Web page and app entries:
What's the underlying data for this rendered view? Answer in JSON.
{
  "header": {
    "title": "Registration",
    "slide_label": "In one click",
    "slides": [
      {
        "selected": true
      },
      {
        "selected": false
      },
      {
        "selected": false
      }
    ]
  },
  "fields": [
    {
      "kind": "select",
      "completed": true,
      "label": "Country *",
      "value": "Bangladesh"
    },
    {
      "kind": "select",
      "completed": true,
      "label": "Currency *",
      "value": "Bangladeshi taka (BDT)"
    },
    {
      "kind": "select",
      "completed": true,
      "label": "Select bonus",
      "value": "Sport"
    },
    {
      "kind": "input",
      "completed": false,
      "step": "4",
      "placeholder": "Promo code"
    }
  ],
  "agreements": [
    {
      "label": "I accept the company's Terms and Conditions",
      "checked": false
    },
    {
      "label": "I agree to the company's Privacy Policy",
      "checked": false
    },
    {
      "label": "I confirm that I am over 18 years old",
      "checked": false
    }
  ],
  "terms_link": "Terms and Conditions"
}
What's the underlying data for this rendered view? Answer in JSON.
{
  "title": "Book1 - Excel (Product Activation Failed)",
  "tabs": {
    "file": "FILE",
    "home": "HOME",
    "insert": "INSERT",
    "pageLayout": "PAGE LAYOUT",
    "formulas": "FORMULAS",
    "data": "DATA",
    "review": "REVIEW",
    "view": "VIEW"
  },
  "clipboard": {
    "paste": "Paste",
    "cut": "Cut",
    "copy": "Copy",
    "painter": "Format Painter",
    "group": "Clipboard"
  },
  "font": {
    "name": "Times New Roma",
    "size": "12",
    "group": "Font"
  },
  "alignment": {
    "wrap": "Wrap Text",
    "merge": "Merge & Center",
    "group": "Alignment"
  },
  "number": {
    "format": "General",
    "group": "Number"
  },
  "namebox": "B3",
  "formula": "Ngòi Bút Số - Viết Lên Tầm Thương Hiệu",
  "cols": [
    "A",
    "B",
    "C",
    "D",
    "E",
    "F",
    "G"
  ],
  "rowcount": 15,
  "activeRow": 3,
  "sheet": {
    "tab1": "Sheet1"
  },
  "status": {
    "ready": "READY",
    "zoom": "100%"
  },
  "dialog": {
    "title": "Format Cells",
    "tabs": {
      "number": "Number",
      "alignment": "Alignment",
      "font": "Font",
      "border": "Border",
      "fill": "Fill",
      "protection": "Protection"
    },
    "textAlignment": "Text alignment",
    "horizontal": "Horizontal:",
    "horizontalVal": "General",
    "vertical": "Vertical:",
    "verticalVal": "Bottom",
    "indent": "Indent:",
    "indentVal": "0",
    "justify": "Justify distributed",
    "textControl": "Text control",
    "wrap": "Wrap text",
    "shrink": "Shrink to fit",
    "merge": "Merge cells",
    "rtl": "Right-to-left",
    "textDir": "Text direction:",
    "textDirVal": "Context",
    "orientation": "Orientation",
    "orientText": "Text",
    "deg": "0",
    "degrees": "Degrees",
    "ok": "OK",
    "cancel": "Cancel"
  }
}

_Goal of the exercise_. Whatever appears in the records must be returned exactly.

_Written solution_.
What's the underlying data for this rendered view? Answer in JSON.
{
  "header": {
    "title": "Registration",
    "slide_label": "In one click",
    "slides": [
      {
        "selected": true
      },
      {
        "selected": false
      },
      {
        "selected": false
      }
    ]
  },
  "fields": [
    {
      "kind": "select",
      "completed": true,
      "label": "Country *",
      "value": "Bangladesh"
    },
    {
      "kind": "select",
      "completed": true,
      "label": "Currency *",
      "value": "Bangladeshi taka (BDT)"
    },
    {
      "kind": "select",
      "completed": true,
      "label": "Select bonus",
      "value": "Sport"
    },
    {
      "kind": "input",
      "completed": false,
      "step": "4",
      "placeholder": "Promo code"
    }
  ],
  "agreements": [
    {
      "label": "I accept the company's Terms and Conditions",
      "checked": false
    },
    {
      "label": "I agree to the company's Privacy Policy",
      "checked": false
    },
    {
      "label": "I confirm that I am over 18 years old",
      "checked": false
    }
  ],
  "terms_link": "Terms and Conditions"
}
What's the underlying data for this rendered view? Answer in JSON.
{
  "title": "Book1 - Excel (Product Activation Failed)",
  "tabs": {
    "file": "FILE",
    "home": "HOME",
    "insert": "INSERT",
    "pageLayout": "PAGE LAYOUT",
    "formulas": "FORMULAS",
    "data": "DATA",
    "review": "REVIEW",
    "view": "VIEW"
  },
  "clipboard": {
    "paste": "Paste",
    "cut": "Cut",
    "copy": "Copy",
    "painter": "Format Painter",
    "group": "Clipboard"
  },
  "font": {
    "name": "Times New Roma",
    "size": "12",
    "group": "Font"
  },
  "alignment": {
    "wrap": "Wrap Text",
    "merge": "Merge & Center",
    "group": "Alignment"
  },
  "number": {
    "format": "General",
    "group": "Number"
  },
  "namebox": "B3",
  "formula": "Ngòi Bút Số - Viết Lên Tầm Thương Hiệu",
  "cols": [
    "A",
    "B",
    "C",
    "D",
    "E",
    "F",
    "G"
  ],
  "rowcount": 15,
  "activeRow": 3,
  "sheet": {
    "tab1": "Sheet1"
  },
  "status": {
    "ready": "READY",
    "zoom": "100%"
  },
  "dialog": {
    "title": "Format Cells",
    "tabs": {
      "number": "Number",
      "alignment": "Alignment",
      "font": "Font",
      "border": "Border",
      "fill": "Fill",
      "protection": "Protection"
    },
    "textAlignment": "Text alignment",
    "horizontal": "Horizontal:",
    "horizontalVal": "General",
    "vertical": "Vertical:",
    "verticalVal": "Bottom",
    "indent": "Indent:",
    "indentVal": "0",
    "justify": "Justify distributed",
    "textControl": "Text control",
    "wrap": "Wrap text",
    "shrink": "Shrink to fit",
    "merge": "Merge cells",
    "rtl": "Right-to-left",
    "textDir": "Text direction:",
    "textDirVal": "Context",
    "orientation": "Orientation",
    "orientText": "Text",
    "deg": "0",
    "degrees": "Degrees",
    "ok": "OK",
    "cancel": "Cancel"
  }
}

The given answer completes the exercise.